[Website and app data records]
++++++++++

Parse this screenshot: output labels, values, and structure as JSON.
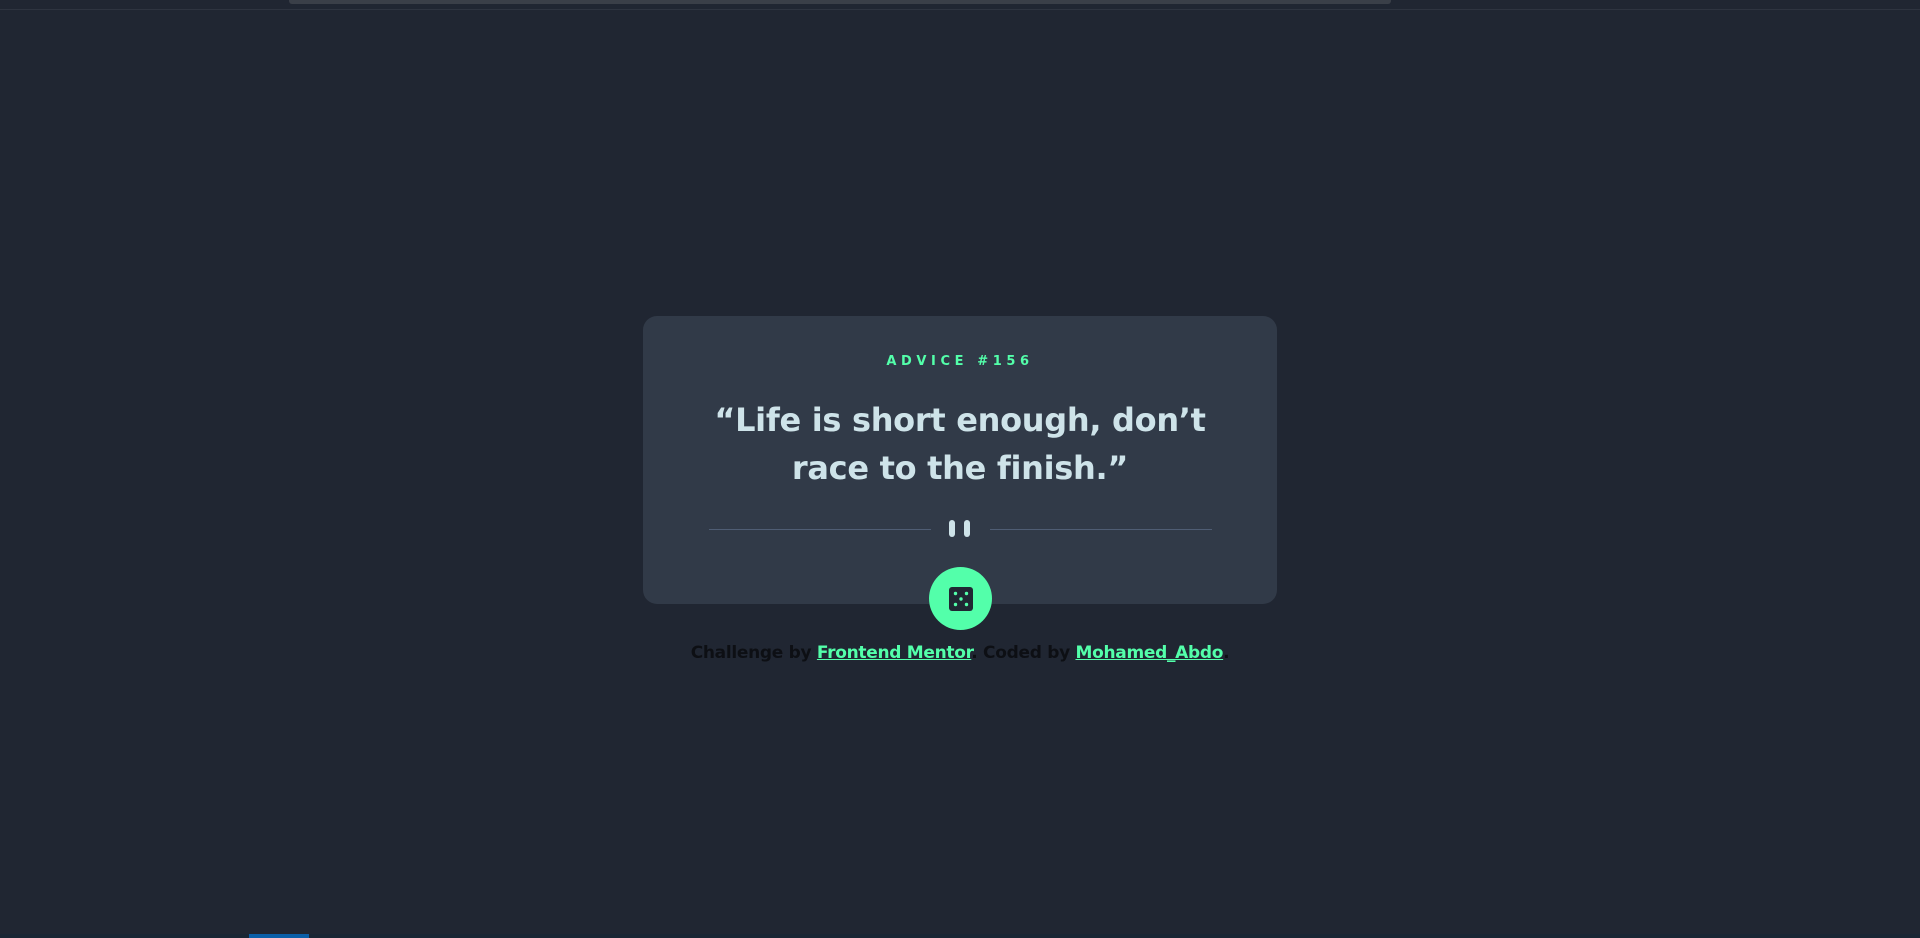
{
  "advice": {
    "label": "ADVICE #156",
    "quote": "“Life is short enough, don’t race to the finish.”"
  },
  "divider": {
    "icon": "pause-icon"
  },
  "dice_button": {
    "icon": "dice-icon"
  },
  "attribution": {
    "challenge_prefix": "Challenge by ",
    "challenge_link": "Frontend Mentor",
    "separator": ". Coded by ",
    "author_link": "Mohamed_Abdo",
    "suffix": "."
  },
  "colors": {
    "background": "#202632",
    "card": "#313a48",
    "accent": "#53ffaa",
    "quote_text": "#cee3e9",
    "divider": "#4f5d74"
  }
}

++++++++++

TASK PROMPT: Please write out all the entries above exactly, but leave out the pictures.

SOLUTION TO THIS PROBLEM:
Parse this screenshot: output labels, values, and structure as JSON.
{
  "advice": {
    "label": "ADVICE #156",
    "quote": "“Life is short enough, don’t race to the finish.”"
  },
  "divider": {
    "icon": "pause-icon"
  },
  "dice_button": {
    "icon": "dice-icon"
  },
  "attribution": {
    "challenge_prefix": "Challenge by ",
    "challenge_link": "Frontend Mentor",
    "separator": ". Coded by ",
    "author_link": "Mohamed_Abdo",
    "suffix": "."
  },
  "colors": {
    "background": "#202632",
    "card": "#313a48",
    "accent": "#53ffaa",
    "quote_text": "#cee3e9",
    "divider": "#4f5d74"
  }
}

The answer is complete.